Why Refinance Your First Mortgage Now, and What is HARP?

Thanks to historically low interest rates, it’s never been easier to save money on your mortgage. Nick Sisto, from STC Capital Bank, offers advice for homeowners looking to take advantage of these unusual times.

One of the biggest reasons homeowners refinance their mortgage is to obtain a lower interest rate and lower monthly payments. Interest rates are currently at historic lows, so now is an excellent time to consider this option.

By refinancing, the borrowers pay off their existing mortgage and replaces it with a new one. This can often be accomplished with a no-points, no-fees loan program, which essentially means at no “cost” to the borrower.

In the no-points, no-fees scenario, the mortgage consultant uses rebate monies paid by the lender to pay off non-recurring closing costs for the borrower. These are “one-time” fees, such as title insurance, document preparation, tax service, flood certification, processing and underwriting fees. The borrower is still responsible for recurring fees such as interim insurance, property taxes or insurance policy payments.

Refinancing typically occurs when mortgage interest rates drop significantly, but borrowers with recently improved credit scores (from paying off credit card debt, making mortgage payments on time, etc.) are often candidates for better interest rates as well. If you haven’t checked your credit score in awhile, it’s a good time to call a mortgage consultant.

Many homeowners don’t believe that they can refinance their current mortgage, because the value of their home may have declined in these recent economic times. To address this problem, the Home Affordable Refinance Program (HARP) was instituted by the U.S. Treasury and the Department of Housing and Urban Development.

Under the HARP program, many homeowners are able to refinance, even if their homes are “under water.” In addition, appraisals may be eliminated and underwriting relaxed. The most recent changes became effective on March 19, 2012.

It’s important to note that the HARP program is for loans that were secured by Fannie Mae and Freddie Mac prior to June 1, 2009. Individuals can determine if their loans are eligible by checking the following websites:

Regardless of which type of refinance program works for a borrower, the question most asked is, “Should I refinance into a 30-year loan?”

There are different schools of thought on this subject, and the mortgage consultant should work hand-in-hand with the borrower’s financial planner to determine what works best for their mutual client.

One option is to take the route of the “same payment” refinance, actually paying off the loan faster and saving money on interest in the long run. If refinancing results in a lower monthly payment, the borrowers can still continue making the same payments they made in the original loan, and the extra money will be applied to the principal balance.

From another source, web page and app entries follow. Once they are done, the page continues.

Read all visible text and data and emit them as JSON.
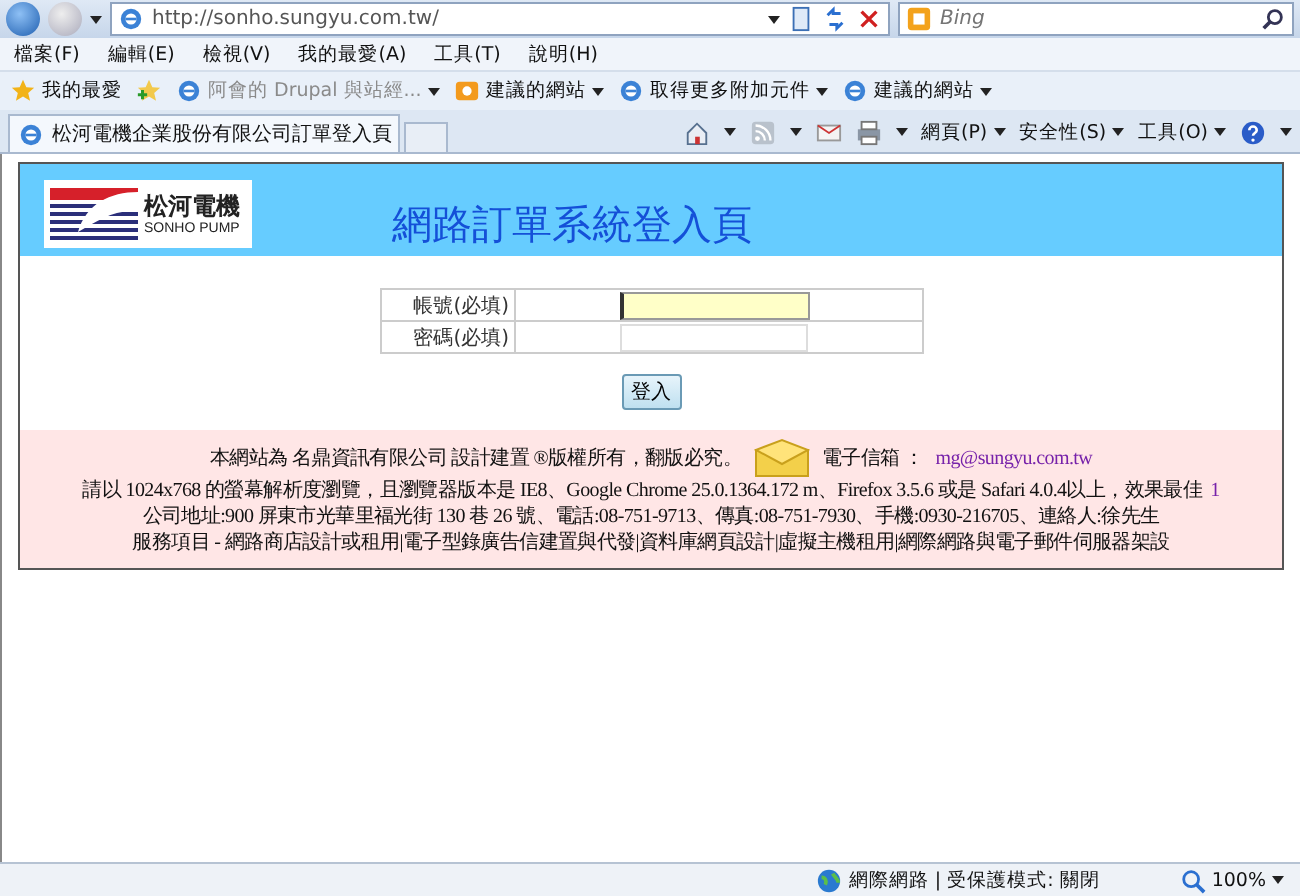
{
  "browser": {
    "address": "http://sonho.sungyu.com.tw/",
    "search": {
      "placeholder": "Bing"
    },
    "menu": [
      "檔案(F)",
      "編輯(E)",
      "檢視(V)",
      "我的最愛(A)",
      "工具(T)",
      "說明(H)"
    ],
    "favorites": [
      {
        "kind": "star",
        "label": "我的最愛",
        "disabled": false
      },
      {
        "kind": "page",
        "label": "阿會的 Drupal 與站經...",
        "disabled": true
      },
      {
        "kind": "slice",
        "label": "建議的網站",
        "disabled": false
      },
      {
        "kind": "page",
        "label": "取得更多附加元件",
        "disabled": false
      },
      {
        "kind": "page",
        "label": "建議的網站",
        "disabled": false
      }
    ],
    "tabs": [
      {
        "label": "松河電機企業股份有限公司訂單登入頁",
        "selected": true
      }
    ],
    "commands": [
      "網頁(P)",
      "安全性(S)",
      "工具(O)"
    ],
    "status": {
      "zone": "網際網路 | 受保護模式: 關閉",
      "zoom": "100%"
    }
  },
  "page": {
    "logo": {
      "name": "松河電機",
      "sub": "SONHO PUMP"
    },
    "title": "網路訂單系統登入頁",
    "form": {
      "fields": [
        {
          "label": "帳號(必填)",
          "focused": true
        },
        {
          "label": "密碼(必填)",
          "focused": false
        }
      ],
      "submit": "登入"
    },
    "footer": {
      "credit": "本網站為 名鼎資訊有限公司 設計建置 ®版權所有，翻版必究。",
      "email_label": "電子信箱 ：",
      "email": "mg@sungyu.com.tw",
      "browsers": "請以 1024x768 的螢幕解析度瀏覽，且瀏覽器版本是 IE8、Google Chrome 25.0.1364.172 m、Firefox 3.5.6 或是 Safari 4.0.4以上，效果最佳",
      "browsers_link": "1",
      "address": "公司地址:900 屏東市光華里福光街 130 巷 26 號、電話:08-751-9713、傳真:08-751-7930、手機:0930-216705、連絡人:徐先生",
      "services": "服務項目 - 網路商店設計或租用|電子型錄廣告信建置與代發|資料庫網頁設計|虛擬主機租用|網際網路與電子郵件伺服器架設"
    }
  }
}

For example: Let’s say you have 25 years remaining in your current loan, and you refinance to a 30-year loan with a slightly lower interest rate, resulting in a payment reduction of $200 per month. (Note: This is just an example. The actual amount could vary.) You could then take that extra $200 per month and apply it toward the principal on the new loan. At this rate, the loan will be paid off in 22 years and four months, which is two years and eight months sooner than the original loan.

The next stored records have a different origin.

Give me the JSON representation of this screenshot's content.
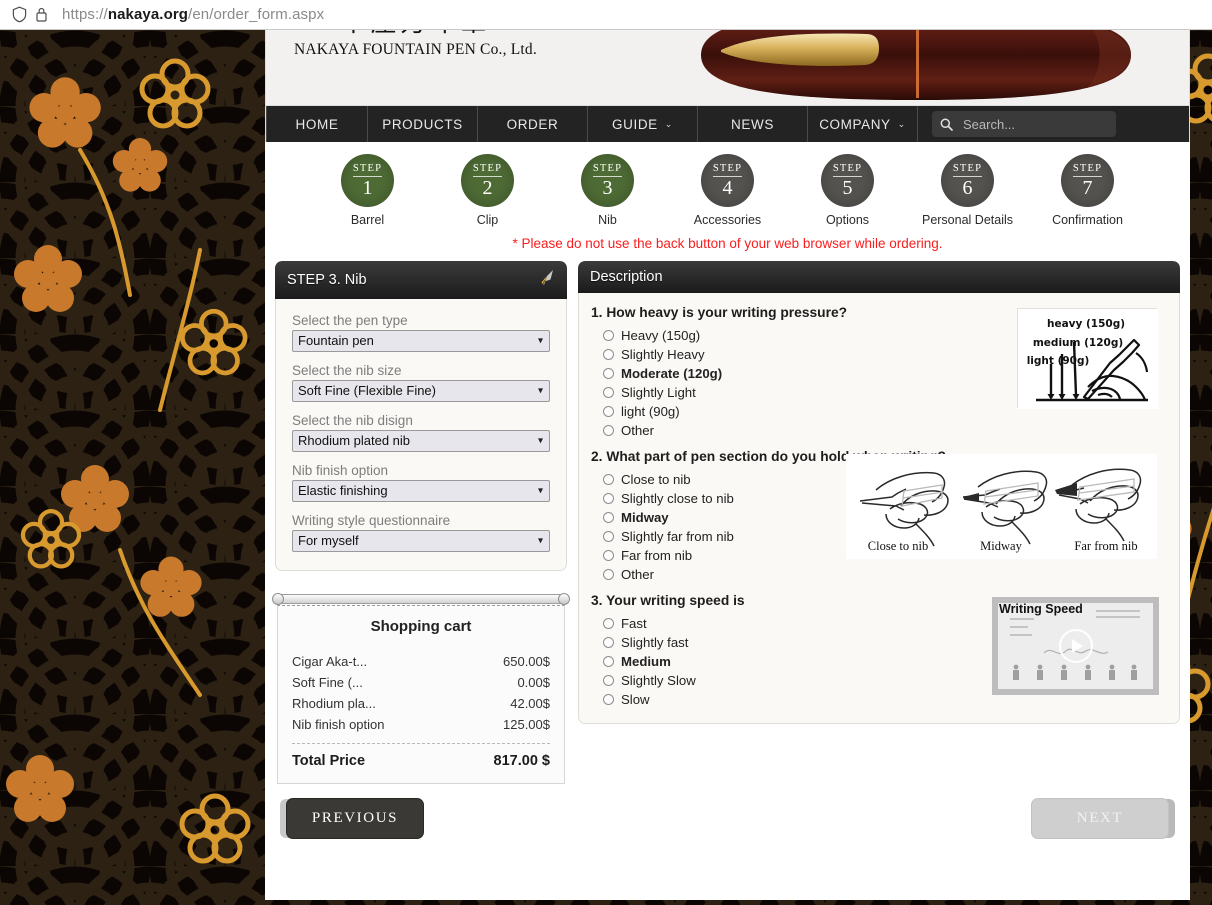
{
  "browser": {
    "url_prefix": "https://",
    "url_host": "nakaya.org",
    "url_path": "/en/order_form.aspx",
    "shield_icon": "shield-icon",
    "lock_icon": "lock-icon"
  },
  "site": {
    "logo_mark": "中屋万年筆",
    "logo_text": "NAKAYA FOUNTAIN PEN Co., Ltd."
  },
  "nav": {
    "items": [
      {
        "label": "HOME",
        "caret": ""
      },
      {
        "label": "PRODUCTS",
        "caret": ""
      },
      {
        "label": "ORDER",
        "caret": ""
      },
      {
        "label": "GUIDE",
        "caret": "⌄"
      },
      {
        "label": "NEWS",
        "caret": ""
      },
      {
        "label": "COMPANY",
        "caret": "⌄"
      }
    ],
    "search_placeholder": "Search...",
    "search_value": ""
  },
  "steps": [
    {
      "word": "STEP",
      "num": "1",
      "label": "Barrel",
      "state": "done"
    },
    {
      "word": "STEP",
      "num": "2",
      "label": "Clip",
      "state": "done"
    },
    {
      "word": "STEP",
      "num": "3",
      "label": "Nib",
      "state": "done"
    },
    {
      "word": "STEP",
      "num": "4",
      "label": "Accessories",
      "state": "todo"
    },
    {
      "word": "STEP",
      "num": "5",
      "label": "Options",
      "state": "todo"
    },
    {
      "word": "STEP",
      "num": "6",
      "label": "Personal Details",
      "state": "todo"
    },
    {
      "word": "STEP",
      "num": "7",
      "label": "Confirmation",
      "state": "todo"
    }
  ],
  "warning": "* Please do not use the back button of your web browser while ordering.",
  "left_panel": {
    "title": "STEP 3. Nib",
    "header_icon": "nib-icon",
    "fields": [
      {
        "label": "Select the pen type",
        "value": "Fountain pen"
      },
      {
        "label": "Select the nib size",
        "value": "Soft Fine (Flexible Fine)"
      },
      {
        "label": "Select the nib disign",
        "value": "Rhodium plated nib"
      },
      {
        "label": "Nib finish option",
        "value": "Elastic finishing"
      },
      {
        "label": "Writing style questionnaire",
        "value": "For myself"
      }
    ]
  },
  "cart": {
    "title": "Shopping cart",
    "rows": [
      {
        "name": "Cigar Aka-t...",
        "price": "650.00$"
      },
      {
        "name": "Soft Fine (...",
        "price": "0.00$"
      },
      {
        "name": "Rhodium pla...",
        "price": "42.00$"
      },
      {
        "name": "Nib finish option",
        "price": "125.00$"
      }
    ],
    "total_label": "Total Price",
    "total_value": "817.00 $"
  },
  "right_panel": {
    "title": "Description",
    "questions": [
      {
        "text": "1. How heavy is your writing pressure?",
        "options": [
          {
            "label": "Heavy (150g)",
            "bold": false,
            "selected": false
          },
          {
            "label": "Slightly Heavy",
            "bold": false,
            "selected": false
          },
          {
            "label": "Moderate (120g)",
            "bold": true,
            "selected": false
          },
          {
            "label": "Slightly Light",
            "bold": false,
            "selected": false
          },
          {
            "label": "light (90g)",
            "bold": false,
            "selected": false
          },
          {
            "label": "Other",
            "bold": false,
            "selected": false
          }
        ],
        "illustration": {
          "type": "pressure-diagram",
          "captions": [
            "heavy (150g)",
            "medium (120g)",
            "light (90g)"
          ]
        }
      },
      {
        "text": "2. What part of pen section do you hold when writing?",
        "options": [
          {
            "label": "Close to nib",
            "bold": false,
            "selected": false
          },
          {
            "label": "Slightly close to nib",
            "bold": false,
            "selected": false
          },
          {
            "label": "Midway",
            "bold": true,
            "selected": false
          },
          {
            "label": "Slightly far from nib",
            "bold": false,
            "selected": false
          },
          {
            "label": "Far from nib",
            "bold": false,
            "selected": false
          },
          {
            "label": "Other",
            "bold": false,
            "selected": false
          }
        ],
        "illustration": {
          "type": "hand-grip-diagram",
          "captions": [
            "Close to nib",
            "Midway",
            "Far from nib"
          ]
        }
      },
      {
        "text": "3. Your writing speed is",
        "options": [
          {
            "label": "Fast",
            "bold": false,
            "selected": false
          },
          {
            "label": "Slightly fast",
            "bold": false,
            "selected": false
          },
          {
            "label": "Medium",
            "bold": true,
            "selected": false
          },
          {
            "label": "Slightly Slow",
            "bold": false,
            "selected": false
          },
          {
            "label": "Slow",
            "bold": false,
            "selected": false
          }
        ],
        "illustration": {
          "type": "video-thumbnail",
          "title": "Writing Speed",
          "play_icon": "play-button-icon"
        }
      }
    ]
  },
  "footer": {
    "previous_label": "PREVIOUS",
    "next_label": "NEXT",
    "next_disabled": true
  },
  "colors": {
    "step_done": "#4e6b35",
    "step_todo": "#555350",
    "warning_text": "#fa1d1d",
    "nav_bg": "#232323",
    "panel_head": "#1b1b1b",
    "pattern_gold": "#d08a2a",
    "pattern_bg": "#0b0603"
  }
}
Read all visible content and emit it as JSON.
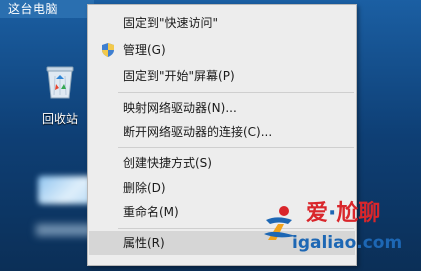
{
  "desktop": {
    "title_strip": "这台电脑",
    "recycle_bin_label": "回收站"
  },
  "context_menu": {
    "items": [
      {
        "label": "固定到\"快速访问\""
      },
      {
        "label": "管理(G)",
        "icon": "shield-icon"
      },
      {
        "label": "固定到\"开始\"屏幕(P)"
      },
      {
        "label": "映射网络驱动器(N)..."
      },
      {
        "label": "断开网络驱动器的连接(C)..."
      },
      {
        "label": "创建快捷方式(S)"
      },
      {
        "label": "删除(D)"
      },
      {
        "label": "重命名(M)"
      },
      {
        "label": "属性(R)",
        "state": "hovered"
      }
    ]
  },
  "watermark": {
    "cn_part1": "爱",
    "cn_dot": "·",
    "cn_part2": "尬聊",
    "url": "igaliao.com"
  },
  "colors": {
    "menu_bg": "#ededed",
    "menu_hover": "#d6d6d6",
    "watermark_red": "#d9262b",
    "watermark_blue": "#1d67b4"
  }
}
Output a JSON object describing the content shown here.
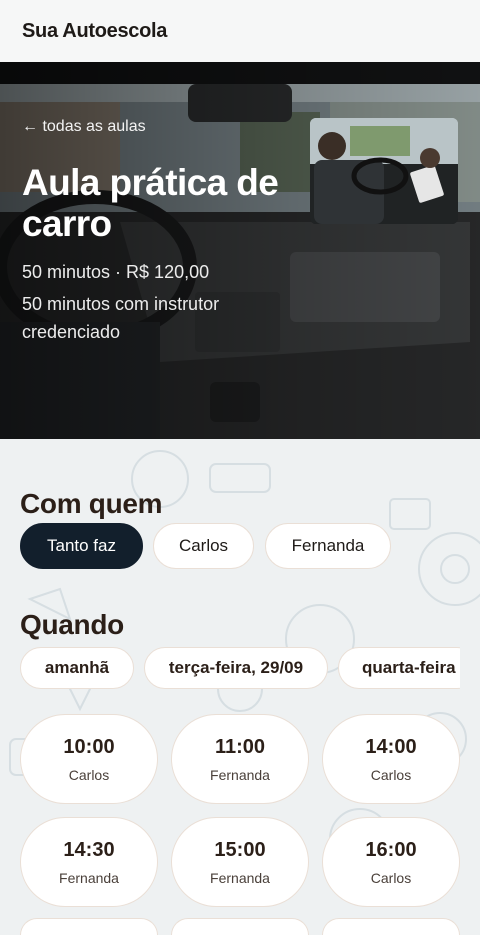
{
  "header": {
    "brand": "Sua Autoescola"
  },
  "hero": {
    "back_link": "← todas as aulas",
    "title": "Aula prática de carro",
    "meta": "50 minutos · R$ 120,00",
    "description": "50 minutos com instrutor credenciado"
  },
  "instructors": {
    "title": "Com quem",
    "options": [
      "Tanto faz",
      "Carlos",
      "Fernanda"
    ],
    "selected": "Tanto faz"
  },
  "schedule": {
    "title": "Quando",
    "dates": [
      "amanhã",
      "terça-feira, 29/09",
      "quarta-feira"
    ],
    "slots": [
      {
        "time": "10:00",
        "instructor": "Carlos"
      },
      {
        "time": "11:00",
        "instructor": "Fernanda"
      },
      {
        "time": "14:00",
        "instructor": "Carlos"
      },
      {
        "time": "14:30",
        "instructor": "Fernanda"
      },
      {
        "time": "15:00",
        "instructor": "Fernanda"
      },
      {
        "time": "16:00",
        "instructor": "Carlos"
      }
    ]
  },
  "colors": {
    "accent": "#121f2c",
    "background": "#eef1f2",
    "chip_border": "#eadfd6"
  }
}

Another option would be to use the extra savings to pay off higher-interest-rate borrowing, such as credit card debt.
A knowledgeable loan consultant can assist homeowners in understanding their refinancing options and also provide alternatives for their new loan. ❚

Nick Sisto is affiliated with STC Capital Bank, St. Charles, an FDIC insured bank. For free consultation and a copy of The Certified Guide to Credit Scoring, call Nick Sisto at (630) 448-0342.